■ **Task goal**
Key in the whole listing below again, keeping every word as it is.

■ **Information provided**
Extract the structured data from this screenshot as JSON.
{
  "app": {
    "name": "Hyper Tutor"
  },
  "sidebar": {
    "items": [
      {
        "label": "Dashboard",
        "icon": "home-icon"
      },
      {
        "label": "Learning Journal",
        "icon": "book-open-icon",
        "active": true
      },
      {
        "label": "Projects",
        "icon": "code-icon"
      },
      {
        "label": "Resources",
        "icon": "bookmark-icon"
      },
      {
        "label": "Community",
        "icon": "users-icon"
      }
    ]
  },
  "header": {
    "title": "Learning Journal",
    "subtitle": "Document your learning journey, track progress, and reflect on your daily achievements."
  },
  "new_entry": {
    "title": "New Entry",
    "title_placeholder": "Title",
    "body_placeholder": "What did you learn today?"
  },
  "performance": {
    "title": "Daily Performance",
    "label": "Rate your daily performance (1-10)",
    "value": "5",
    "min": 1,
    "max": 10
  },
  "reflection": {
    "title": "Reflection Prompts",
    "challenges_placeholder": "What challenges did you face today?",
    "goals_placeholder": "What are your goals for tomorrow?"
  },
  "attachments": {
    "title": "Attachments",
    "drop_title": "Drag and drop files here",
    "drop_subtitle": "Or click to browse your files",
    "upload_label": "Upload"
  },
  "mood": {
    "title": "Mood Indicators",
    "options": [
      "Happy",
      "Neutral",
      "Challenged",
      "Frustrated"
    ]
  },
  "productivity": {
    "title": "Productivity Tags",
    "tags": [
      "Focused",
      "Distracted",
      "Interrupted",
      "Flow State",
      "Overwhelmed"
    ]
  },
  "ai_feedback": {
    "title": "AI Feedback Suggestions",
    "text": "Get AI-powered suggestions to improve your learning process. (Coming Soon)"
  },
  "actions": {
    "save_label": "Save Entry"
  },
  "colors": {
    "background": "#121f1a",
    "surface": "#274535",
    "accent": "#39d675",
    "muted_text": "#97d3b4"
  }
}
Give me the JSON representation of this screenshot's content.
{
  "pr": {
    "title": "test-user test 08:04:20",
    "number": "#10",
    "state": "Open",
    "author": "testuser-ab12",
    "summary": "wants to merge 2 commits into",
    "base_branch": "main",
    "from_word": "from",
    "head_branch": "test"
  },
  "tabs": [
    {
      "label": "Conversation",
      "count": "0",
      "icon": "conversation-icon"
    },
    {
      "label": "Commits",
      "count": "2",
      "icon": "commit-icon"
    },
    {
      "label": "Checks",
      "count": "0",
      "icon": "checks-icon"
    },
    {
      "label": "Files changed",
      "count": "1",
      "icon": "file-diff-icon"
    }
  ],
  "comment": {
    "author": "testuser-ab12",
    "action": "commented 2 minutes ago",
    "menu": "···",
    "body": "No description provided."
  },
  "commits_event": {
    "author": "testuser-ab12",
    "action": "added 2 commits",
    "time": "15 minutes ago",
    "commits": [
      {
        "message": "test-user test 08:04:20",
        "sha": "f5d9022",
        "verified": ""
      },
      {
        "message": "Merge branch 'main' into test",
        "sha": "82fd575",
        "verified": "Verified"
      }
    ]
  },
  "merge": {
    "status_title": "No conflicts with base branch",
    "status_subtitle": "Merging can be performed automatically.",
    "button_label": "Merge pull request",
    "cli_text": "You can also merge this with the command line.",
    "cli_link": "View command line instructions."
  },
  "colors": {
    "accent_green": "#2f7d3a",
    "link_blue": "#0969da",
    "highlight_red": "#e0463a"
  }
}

■ **Task response**
Extract the structured data from this screenshot as JSON.
{
  "app": {
    "name": "Hyper Tutor"
  },
  "sidebar": {
    "items": [
      {
        "label": "Dashboard",
        "icon": "home-icon"
      },
      {
        "label": "Learning Journal",
        "icon": "book-open-icon",
        "active": true
      },
      {
        "label": "Projects",
        "icon": "code-icon"
      },
      {
        "label": "Resources",
        "icon": "bookmark-icon"
      },
      {
        "label": "Community",
        "icon": "users-icon"
      }
    ]
  },
  "header": {
    "title": "Learning Journal",
    "subtitle": "Document your learning journey, track progress, and reflect on your daily achievements."
  },
  "new_entry": {
    "title": "New Entry",
    "title_placeholder": "Title",
    "body_placeholder": "What did you learn today?"
  },
  "performance": {
    "title": "Daily Performance",
    "label": "Rate your daily performance (1-10)",
    "value": "5",
    "min": 1,
    "max": 10
  },
  "reflection": {
    "title": "Reflection Prompts",
    "challenges_placeholder": "What challenges did you face today?",
    "goals_placeholder": "What are your goals for tomorrow?"
  },
  "attachments": {
    "title": "Attachments",
    "drop_title": "Drag and drop files here",
    "drop_subtitle": "Or click to browse your files",
    "upload_label": "Upload"
  },
  "mood": {
    "title": "Mood Indicators",
    "options": [
      "Happy",
      "Neutral",
      "Challenged",
      "Frustrated"
    ]
  },
  "productivity": {
    "title": "Productivity Tags",
    "tags": [
      "Focused",
      "Distracted",
      "Interrupted",
      "Flow State",
      "Overwhelmed"
    ]
  },
  "ai_feedback": {
    "title": "AI Feedback Suggestions",
    "text": "Get AI-powered suggestions to improve your learning process. (Coming Soon)"
  },
  "actions": {
    "save_label": "Save Entry"
  },
  "colors": {
    "background": "#121f1a",
    "surface": "#274535",
    "accent": "#39d675",
    "muted_text": "#97d3b4"
  }
}
Give me the JSON representation of this screenshot's content.
{
  "pr": {
    "title": "test-user test 08:04:20",
    "number": "#10",
    "state": "Open",
    "author": "testuser-ab12",
    "summary": "wants to merge 2 commits into",
    "base_branch": "main",
    "from_word": "from",
    "head_branch": "test"
  },
  "tabs": [
    {
      "label": "Conversation",
      "count": "0",
      "icon": "conversation-icon"
    },
    {
      "label": "Commits",
      "count": "2",
      "icon": "commit-icon"
    },
    {
      "label": "Checks",
      "count": "0",
      "icon": "checks-icon"
    },
    {
      "label": "Files changed",
      "count": "1",
      "icon": "file-diff-icon"
    }
  ],
  "comment": {
    "author": "testuser-ab12",
    "action": "commented 2 minutes ago",
    "menu": "···",
    "body": "No description provided."
  },
  "commits_event": {
    "author": "testuser-ab12",
    "action": "added 2 commits",
    "time": "15 minutes ago",
    "commits": [
      {
        "message": "test-user test 08:04:20",
        "sha": "f5d9022",
        "verified": ""
      },
      {
        "message": "Merge branch 'main' into test",
        "sha": "82fd575",
        "verified": "Verified"
      }
    ]
  },
  "merge": {
    "status_title": "No conflicts with base branch",
    "status_subtitle": "Merging can be performed automatically.",
    "button_label": "Merge pull request",
    "cli_text": "You can also merge this with the command line.",
    "cli_link": "View command line instructions."
  },
  "colors": {
    "accent_green": "#2f7d3a",
    "link_blue": "#0969da",
    "highlight_red": "#e0463a"
  }
}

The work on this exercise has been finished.